The iPhone shipments are likely to be weak during the March quarter, and inclusion of 3G technology in the phone could ensure that Apple meets its target of shipping 10 million iPhones in 2008, analyst Richard Gardner of Citigroup said in a research note on Monday. 3G is a high-speed wireless communications standard that provides broadband Internet capabilities to cell phones and mobile devices.
An iPhone upgrade to include 3G technology could help the company forge more relationships with carriers as it builds a European presence. "We believe that lack of 3G has been a significant headwind for iPhone in Europe where 3G is already pervasive," Gardner said.
During meetings with Citigroup, Apple reiterated its plan to introduce the iPhone into additional European countries and Asia by the end of 2008, Gardner said.
In a December report, Shaw Wu of American Technology Research said a 3G iPhone would likely ship around the middle or in the second half of this year after network coverage and battery life issues are addressed.
During the iPhone rollout in the United Kingdom last year, Jobs said that 3G chips were "power hogs" but also said he expected to see better battery consumption this year. Chip vendors, including Broadcom and Arm, are developing power-efficient 3G mobile chips with multimedia capabilities.
3G is still not widely deployed in the United States, Wu wrote in a report. Apple could possibly position the new iPhone as a high-end smartphone with the current iPhone being shipped as a more mainstream product, Wu said.
Apple's 3G plans in the United States could get a boost from AT&T's announcement last week that it was expanding its 3G wireless coverage to 350 major U.S. markets, including all 100 of the largest cities.
Until the iPhone becomes available in more countries, unlocking numbers will remain high. But as the iPhone's presence expands, "most consumers will prefer to use iPhone on the network with which Apple has a relationship -- only then can they take advantage of innovative features, such as visual voicemail and ongoing software updates," Gardner said.
Up to 35 percent of all iPhones sold since its launch in June have been unlocked and sold in countries where Apple does not yet have a formal relationship with a wireless carrier, Citigroup's Gardner said.

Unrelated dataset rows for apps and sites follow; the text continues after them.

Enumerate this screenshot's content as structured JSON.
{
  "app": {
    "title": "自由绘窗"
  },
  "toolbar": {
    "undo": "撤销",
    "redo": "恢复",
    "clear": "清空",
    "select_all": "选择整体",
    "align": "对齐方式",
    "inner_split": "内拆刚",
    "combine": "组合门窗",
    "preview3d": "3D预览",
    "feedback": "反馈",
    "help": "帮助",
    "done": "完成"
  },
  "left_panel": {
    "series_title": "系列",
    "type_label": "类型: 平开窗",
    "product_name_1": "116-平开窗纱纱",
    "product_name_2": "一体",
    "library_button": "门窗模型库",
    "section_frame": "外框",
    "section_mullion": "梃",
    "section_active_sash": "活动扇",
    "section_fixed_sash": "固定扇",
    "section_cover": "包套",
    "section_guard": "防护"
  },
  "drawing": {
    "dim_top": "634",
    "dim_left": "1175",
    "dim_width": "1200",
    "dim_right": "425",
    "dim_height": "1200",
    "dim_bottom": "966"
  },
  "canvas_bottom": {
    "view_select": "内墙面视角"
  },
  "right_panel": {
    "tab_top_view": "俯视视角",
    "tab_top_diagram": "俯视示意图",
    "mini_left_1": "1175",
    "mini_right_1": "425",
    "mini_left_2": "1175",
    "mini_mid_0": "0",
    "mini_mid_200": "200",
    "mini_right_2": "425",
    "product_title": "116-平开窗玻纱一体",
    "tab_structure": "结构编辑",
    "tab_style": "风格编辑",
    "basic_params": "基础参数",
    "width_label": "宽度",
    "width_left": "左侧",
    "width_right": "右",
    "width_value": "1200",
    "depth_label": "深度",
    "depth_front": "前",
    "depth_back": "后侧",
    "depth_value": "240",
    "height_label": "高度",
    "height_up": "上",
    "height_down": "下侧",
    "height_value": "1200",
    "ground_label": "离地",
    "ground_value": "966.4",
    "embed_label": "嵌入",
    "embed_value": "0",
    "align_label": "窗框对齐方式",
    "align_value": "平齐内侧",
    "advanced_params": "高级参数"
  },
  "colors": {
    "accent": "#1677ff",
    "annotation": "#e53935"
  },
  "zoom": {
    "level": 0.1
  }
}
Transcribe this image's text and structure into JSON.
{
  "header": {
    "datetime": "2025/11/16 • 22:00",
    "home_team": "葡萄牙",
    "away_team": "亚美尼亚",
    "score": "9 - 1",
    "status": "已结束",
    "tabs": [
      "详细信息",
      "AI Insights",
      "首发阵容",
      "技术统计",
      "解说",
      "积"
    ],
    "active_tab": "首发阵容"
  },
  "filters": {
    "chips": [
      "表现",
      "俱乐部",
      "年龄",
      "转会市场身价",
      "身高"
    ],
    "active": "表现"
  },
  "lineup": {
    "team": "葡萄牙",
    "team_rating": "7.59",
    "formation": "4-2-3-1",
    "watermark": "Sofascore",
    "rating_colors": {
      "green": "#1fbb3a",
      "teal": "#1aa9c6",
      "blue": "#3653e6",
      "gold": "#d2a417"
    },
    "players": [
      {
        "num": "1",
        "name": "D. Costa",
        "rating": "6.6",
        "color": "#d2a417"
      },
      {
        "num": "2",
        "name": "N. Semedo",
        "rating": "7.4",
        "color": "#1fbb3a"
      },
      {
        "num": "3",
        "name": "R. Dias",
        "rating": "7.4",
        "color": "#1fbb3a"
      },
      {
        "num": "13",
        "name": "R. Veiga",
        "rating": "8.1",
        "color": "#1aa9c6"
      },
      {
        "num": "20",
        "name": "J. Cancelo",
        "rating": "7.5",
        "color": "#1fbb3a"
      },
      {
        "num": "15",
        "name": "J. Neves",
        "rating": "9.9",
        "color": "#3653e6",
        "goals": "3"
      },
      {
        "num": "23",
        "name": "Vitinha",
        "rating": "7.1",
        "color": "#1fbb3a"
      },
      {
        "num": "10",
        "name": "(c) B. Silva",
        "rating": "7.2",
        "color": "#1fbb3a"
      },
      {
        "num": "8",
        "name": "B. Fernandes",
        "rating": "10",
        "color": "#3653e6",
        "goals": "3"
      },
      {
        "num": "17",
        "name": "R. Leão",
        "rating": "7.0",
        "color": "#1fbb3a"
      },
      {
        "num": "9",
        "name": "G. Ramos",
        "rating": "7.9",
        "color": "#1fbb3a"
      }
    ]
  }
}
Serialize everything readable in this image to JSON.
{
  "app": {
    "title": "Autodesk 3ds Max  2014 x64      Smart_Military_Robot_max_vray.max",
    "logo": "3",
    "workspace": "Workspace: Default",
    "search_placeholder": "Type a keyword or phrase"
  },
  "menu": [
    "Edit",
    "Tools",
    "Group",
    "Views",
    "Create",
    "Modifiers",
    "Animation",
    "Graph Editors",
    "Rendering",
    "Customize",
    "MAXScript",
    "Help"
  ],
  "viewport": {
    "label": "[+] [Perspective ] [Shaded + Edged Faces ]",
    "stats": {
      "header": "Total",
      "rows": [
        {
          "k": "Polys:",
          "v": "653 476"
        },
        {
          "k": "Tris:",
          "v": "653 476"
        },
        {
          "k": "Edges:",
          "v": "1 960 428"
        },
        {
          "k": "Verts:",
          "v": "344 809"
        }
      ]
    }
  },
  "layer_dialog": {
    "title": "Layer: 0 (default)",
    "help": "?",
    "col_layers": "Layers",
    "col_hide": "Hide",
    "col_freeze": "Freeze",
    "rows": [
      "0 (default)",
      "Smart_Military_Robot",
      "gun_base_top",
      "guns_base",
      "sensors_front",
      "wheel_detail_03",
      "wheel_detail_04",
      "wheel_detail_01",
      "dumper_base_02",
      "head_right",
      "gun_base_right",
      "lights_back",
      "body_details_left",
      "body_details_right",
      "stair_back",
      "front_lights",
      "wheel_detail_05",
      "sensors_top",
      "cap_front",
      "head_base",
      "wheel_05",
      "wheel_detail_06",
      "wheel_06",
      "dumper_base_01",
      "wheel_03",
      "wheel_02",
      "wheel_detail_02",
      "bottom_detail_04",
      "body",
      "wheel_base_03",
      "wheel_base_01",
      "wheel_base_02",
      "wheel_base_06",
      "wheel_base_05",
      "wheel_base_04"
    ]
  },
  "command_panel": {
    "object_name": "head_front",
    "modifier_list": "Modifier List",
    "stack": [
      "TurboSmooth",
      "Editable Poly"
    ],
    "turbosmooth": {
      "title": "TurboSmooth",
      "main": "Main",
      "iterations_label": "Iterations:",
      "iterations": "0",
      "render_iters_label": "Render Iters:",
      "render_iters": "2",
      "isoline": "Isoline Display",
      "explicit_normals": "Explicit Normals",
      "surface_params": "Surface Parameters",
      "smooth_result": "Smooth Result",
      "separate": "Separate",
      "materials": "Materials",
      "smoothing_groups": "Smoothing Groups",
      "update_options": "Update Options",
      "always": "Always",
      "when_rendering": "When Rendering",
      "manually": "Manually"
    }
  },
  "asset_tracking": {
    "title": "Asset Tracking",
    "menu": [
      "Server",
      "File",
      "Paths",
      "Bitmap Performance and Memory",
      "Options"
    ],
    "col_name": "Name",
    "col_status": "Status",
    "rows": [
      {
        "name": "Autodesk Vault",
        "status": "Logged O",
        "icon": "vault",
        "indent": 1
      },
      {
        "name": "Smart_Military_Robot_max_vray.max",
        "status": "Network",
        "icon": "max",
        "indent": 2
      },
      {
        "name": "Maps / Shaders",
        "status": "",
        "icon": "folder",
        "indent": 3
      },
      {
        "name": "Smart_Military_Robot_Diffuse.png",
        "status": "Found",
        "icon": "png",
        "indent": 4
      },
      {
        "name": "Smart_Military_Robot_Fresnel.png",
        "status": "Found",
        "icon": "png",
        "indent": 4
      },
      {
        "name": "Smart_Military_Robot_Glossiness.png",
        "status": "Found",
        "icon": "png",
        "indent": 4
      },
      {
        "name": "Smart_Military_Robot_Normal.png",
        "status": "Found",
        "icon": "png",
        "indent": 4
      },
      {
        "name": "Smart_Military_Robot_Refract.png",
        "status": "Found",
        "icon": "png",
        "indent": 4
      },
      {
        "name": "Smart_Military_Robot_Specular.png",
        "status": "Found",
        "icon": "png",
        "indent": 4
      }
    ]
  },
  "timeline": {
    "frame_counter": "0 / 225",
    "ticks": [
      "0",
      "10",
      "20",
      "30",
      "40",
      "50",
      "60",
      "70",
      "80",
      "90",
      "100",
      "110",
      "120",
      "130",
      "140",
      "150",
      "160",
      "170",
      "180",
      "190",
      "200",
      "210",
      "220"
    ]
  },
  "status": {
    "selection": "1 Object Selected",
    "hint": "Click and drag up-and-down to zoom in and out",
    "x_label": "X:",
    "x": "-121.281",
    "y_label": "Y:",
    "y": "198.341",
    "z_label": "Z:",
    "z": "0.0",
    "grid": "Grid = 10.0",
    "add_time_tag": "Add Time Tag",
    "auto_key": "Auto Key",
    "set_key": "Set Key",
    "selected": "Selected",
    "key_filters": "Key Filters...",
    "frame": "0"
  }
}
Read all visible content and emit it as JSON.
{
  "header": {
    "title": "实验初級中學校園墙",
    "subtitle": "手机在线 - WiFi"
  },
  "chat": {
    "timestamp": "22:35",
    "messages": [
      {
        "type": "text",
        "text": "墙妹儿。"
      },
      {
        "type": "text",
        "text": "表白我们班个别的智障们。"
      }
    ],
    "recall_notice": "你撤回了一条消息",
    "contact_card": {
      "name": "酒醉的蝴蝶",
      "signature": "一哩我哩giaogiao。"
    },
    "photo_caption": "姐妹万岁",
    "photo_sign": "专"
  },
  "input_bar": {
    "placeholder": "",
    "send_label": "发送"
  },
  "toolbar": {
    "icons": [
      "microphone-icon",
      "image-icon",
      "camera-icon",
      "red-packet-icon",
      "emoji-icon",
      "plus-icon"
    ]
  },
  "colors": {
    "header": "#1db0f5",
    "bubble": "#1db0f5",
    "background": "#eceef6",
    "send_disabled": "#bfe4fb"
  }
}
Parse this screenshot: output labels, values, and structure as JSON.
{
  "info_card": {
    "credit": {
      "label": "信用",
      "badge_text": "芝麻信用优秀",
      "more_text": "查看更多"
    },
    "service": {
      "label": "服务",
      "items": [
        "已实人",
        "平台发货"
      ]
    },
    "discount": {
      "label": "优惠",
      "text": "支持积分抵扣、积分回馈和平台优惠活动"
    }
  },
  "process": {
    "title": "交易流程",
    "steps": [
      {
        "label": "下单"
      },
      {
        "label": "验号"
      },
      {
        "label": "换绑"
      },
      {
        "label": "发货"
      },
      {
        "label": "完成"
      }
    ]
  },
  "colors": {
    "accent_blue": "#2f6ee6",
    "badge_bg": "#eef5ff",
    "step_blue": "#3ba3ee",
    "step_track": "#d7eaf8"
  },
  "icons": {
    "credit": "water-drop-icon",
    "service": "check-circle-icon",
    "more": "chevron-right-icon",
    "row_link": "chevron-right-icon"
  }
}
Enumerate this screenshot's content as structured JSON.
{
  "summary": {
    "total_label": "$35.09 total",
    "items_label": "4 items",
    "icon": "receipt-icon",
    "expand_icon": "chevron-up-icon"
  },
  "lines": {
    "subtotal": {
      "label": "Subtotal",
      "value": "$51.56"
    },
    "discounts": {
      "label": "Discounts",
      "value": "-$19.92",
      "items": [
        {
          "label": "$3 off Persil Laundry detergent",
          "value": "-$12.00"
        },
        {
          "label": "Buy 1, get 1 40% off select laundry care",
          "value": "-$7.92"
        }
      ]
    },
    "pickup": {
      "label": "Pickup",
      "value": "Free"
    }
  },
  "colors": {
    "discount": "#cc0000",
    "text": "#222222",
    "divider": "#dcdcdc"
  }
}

There has been plenty of speculation surrounding the release of a 3G iPhone. Last year, Apple CEO Steve Jobs and AT&T CEO Randall Stephenson separately said a 3G iPhone was coming in 2008, though the exact date is shrouded in secrecy.